Saturday, April 09, 2011

leaning more heavily toward the ADT

The more I think about it, the more I think the American Discovery Trail is the way to go, despite the winter-related hazards. Ultimately, those hazards come down to blizzards, and the worst that would happen is that I'd have to hunker down for an indefinite period.

The southerly route that I had initially thought about walking would be more problematic, in my opinion: first, I'd have to plan the route; next, I'd have to worry about all the road hazards, just as I did while out west in 2008, when I was constantly worried about being smashed by a semi. There's also the fact that I'd need more people to help me along that route: chase cars, runners for food, water, and other supplies, etc. Finally, the cauldron of the Southwest's desert climate would represent a real danger.

The ADT, meanwhile, is both pedestrian-friendly and bike-able, which means it ought to be fairly smooth going (unless "bike-able" means mountain bikes).

As much as I would have liked to swing south and meet some of the folks I know in places like Georgia and Texas, I don't think that's going to happen. If I routinely tweet my location along the ADT, though, they might be able to come up and meet me.



Anonymous said...

This comment is a bit late, but it was a long week.

Regardless of the route you take, you will encounter long stretches of HOT days (possibly with cold nights) and mountains out here in the west. I drove US 50 across Nevada and Utah way back when, which looks like it approximates the ADT, and the temperature soared above 120º (I know, because it was 120º when I got to Grand Junction, and it was noticeably cooler than it had been for most of the day.) So you need to be prepared to cope with these conditions. That kind of heat will kill you if you aren't adequately prepared. It might well make some of the hi-tech clothing at REI worth the price, though it might be possible to find it for less $$ elsewhere. I also recommend holing up in the shade, and being prepared to make a goodly patch of your own shade, during the peak sun of the day, and walking at night when possible, over these stretches. Which stretch for 100s of miles. It is a dry heat--very dry-- which makes it a bit less miserable, but which sucks the water out of you at a great rate, so carrying adequate water will be essential.

I remember urging this on you once before, before your first walk, but I'm going to try again. REI (and no doubt other places) stock some really nice 3-wheel jobbies designed for pushing toddlers. They aren't cheap, but they look like they could be perfect for your walk. Maybe. It would allow you to load your backpack on where the toddler is intended to go, pull a thingie out to give it some protection from sun and rain, store extra stuff under the seat (like water), and push the weight instead of carry it, which I would think would be much better for your knees. The rolling action is very nice and easy, and the front wheel swivels. They seem designed to put the weight more over the back wheels, which probably helps with negotiating rougher terrain. The wheels have a diameter of at least 1 foot and are clearly designed to work off-pavement. Though they might be a bit narrow for serious mud or sand--the tires are a bit like those on a mountain bike.

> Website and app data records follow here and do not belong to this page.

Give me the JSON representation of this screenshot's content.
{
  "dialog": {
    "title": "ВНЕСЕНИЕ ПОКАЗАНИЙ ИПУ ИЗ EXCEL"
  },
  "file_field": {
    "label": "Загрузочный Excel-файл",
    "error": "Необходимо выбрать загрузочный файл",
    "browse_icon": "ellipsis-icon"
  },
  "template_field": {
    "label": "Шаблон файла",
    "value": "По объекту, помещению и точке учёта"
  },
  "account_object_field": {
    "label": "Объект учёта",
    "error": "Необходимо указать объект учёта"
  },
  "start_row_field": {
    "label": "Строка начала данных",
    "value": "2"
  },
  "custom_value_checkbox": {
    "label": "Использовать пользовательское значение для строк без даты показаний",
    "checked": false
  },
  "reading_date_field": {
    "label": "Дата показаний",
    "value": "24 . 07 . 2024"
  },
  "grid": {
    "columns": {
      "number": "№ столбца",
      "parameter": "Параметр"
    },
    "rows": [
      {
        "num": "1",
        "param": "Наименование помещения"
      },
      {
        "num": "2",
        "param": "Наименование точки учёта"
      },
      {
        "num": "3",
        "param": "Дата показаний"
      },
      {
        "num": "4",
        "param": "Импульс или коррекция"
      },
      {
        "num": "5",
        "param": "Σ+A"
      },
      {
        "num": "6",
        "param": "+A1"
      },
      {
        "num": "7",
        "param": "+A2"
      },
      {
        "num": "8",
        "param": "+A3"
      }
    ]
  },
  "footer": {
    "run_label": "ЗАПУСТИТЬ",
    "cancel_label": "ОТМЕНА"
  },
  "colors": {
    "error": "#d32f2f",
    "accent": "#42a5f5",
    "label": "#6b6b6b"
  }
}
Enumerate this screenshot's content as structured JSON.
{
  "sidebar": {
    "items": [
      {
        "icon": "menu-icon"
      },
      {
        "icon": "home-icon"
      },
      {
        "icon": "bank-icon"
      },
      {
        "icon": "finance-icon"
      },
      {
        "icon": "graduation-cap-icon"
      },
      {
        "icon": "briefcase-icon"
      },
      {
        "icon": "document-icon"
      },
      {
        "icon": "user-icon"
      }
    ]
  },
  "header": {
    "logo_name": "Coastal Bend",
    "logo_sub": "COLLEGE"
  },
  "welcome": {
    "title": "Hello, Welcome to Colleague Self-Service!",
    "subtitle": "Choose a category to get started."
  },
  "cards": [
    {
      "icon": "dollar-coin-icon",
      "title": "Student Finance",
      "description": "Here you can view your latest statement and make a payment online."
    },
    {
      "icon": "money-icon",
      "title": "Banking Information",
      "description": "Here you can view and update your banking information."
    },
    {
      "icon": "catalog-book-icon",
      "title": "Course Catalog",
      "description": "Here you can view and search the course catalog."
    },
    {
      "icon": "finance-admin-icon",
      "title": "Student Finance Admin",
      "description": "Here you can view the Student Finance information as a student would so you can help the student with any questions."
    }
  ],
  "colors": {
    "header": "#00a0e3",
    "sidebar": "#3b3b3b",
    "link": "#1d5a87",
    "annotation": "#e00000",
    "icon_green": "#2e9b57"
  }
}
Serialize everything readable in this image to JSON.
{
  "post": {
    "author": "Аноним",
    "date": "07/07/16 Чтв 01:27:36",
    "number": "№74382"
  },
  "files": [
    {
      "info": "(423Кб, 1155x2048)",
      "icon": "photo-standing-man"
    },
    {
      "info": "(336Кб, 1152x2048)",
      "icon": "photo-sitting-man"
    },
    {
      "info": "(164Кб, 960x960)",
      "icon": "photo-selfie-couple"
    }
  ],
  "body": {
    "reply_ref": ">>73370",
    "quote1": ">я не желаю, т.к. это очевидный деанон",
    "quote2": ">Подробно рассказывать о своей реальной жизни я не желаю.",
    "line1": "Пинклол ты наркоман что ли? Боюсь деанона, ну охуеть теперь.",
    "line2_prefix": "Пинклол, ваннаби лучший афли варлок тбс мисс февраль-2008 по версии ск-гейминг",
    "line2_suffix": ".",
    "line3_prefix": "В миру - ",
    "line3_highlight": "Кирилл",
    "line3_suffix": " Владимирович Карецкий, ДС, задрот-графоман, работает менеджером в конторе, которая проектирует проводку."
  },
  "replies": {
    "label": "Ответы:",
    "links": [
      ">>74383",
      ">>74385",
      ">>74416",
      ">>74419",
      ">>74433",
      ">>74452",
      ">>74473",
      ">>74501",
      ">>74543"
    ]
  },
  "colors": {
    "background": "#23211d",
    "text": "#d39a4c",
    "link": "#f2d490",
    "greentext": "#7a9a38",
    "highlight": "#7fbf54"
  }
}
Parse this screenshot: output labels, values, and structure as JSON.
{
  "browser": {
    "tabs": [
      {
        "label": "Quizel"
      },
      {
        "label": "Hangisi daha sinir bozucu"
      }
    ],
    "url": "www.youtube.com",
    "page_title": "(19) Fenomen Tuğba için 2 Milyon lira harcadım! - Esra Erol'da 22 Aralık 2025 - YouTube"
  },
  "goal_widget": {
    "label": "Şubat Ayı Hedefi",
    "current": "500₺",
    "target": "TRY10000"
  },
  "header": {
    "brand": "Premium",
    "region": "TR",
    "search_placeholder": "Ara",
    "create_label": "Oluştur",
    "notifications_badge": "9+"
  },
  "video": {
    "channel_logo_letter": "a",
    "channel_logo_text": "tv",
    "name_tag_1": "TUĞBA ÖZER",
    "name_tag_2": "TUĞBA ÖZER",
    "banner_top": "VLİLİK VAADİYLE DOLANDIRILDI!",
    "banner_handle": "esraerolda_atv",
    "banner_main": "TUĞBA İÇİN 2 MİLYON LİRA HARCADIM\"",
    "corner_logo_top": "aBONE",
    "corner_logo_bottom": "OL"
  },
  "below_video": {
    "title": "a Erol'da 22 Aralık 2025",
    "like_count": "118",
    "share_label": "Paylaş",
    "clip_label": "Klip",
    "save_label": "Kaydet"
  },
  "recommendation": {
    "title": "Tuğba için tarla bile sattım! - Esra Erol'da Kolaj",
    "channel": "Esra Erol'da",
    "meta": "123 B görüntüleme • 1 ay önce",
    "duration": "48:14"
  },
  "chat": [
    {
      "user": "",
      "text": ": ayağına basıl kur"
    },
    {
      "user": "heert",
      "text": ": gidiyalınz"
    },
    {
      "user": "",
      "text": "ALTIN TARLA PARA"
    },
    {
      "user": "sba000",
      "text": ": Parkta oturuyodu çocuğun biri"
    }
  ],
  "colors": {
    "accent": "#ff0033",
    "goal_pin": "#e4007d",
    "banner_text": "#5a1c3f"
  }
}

For flat and uphill, I think it would work very well--with a load on it, you could even lean on it as you walk, using your body weight to propel it and easing your load on your knees and feet even more. Downhill, at least a steep downhill, might take a bit of thought--maybe you could figure a way of walking with it behind you instead of in front, I don't know. It might be a bit awkward getting it up and down stairs for nights in motels, but I don't think it'd be too bad--unload the backpack, take it up, then come back for the vehicle, which weighs considerably less than your loaded backpack will, I think. And I'm sure it can be fitted into any chase vehicle that might be available for portions of your walk. It could also be something to attach a shelter to when you need a patch of shade where there is none naturally occurring.

I am so convinced the cart (I don't know what to call it--it isn't exactly a stroller) is a good idea, that as an inducement for you to at least check it out I offer to pay $250 towards the price (they ain't cheap, and I know you are cash-strapped). Let me know if you do check it out and decide to take me up on the offer. You know how to find me.


Kevin Kim said...

Thanks so much for the offer, but I'd rather be able to swing my arms. How about a rig than can be pulled, not pushed? Essentially, I'm looking for a wheeled, collapsible frame (lightweight) that could hold my backpack when I'm too tired to carry it the normal way. These would have to be large, durable wheels that could endure the pounding of rough surfaces. Does such an animal exist, or must it be custom-made?

Anonymous said...

I've never seen one. I'm sure you could get one made, but have no idea who could do it, or how you'd get hold of the strong, light-weight materials that would make it practical. Would you consider the three-wheeler with a harness that would allow you to pull it like a beast of burden? The disadvantage would be, you'd be committing to trails wheels could navigate. The upside would be you could carry more with you, in an accessible way.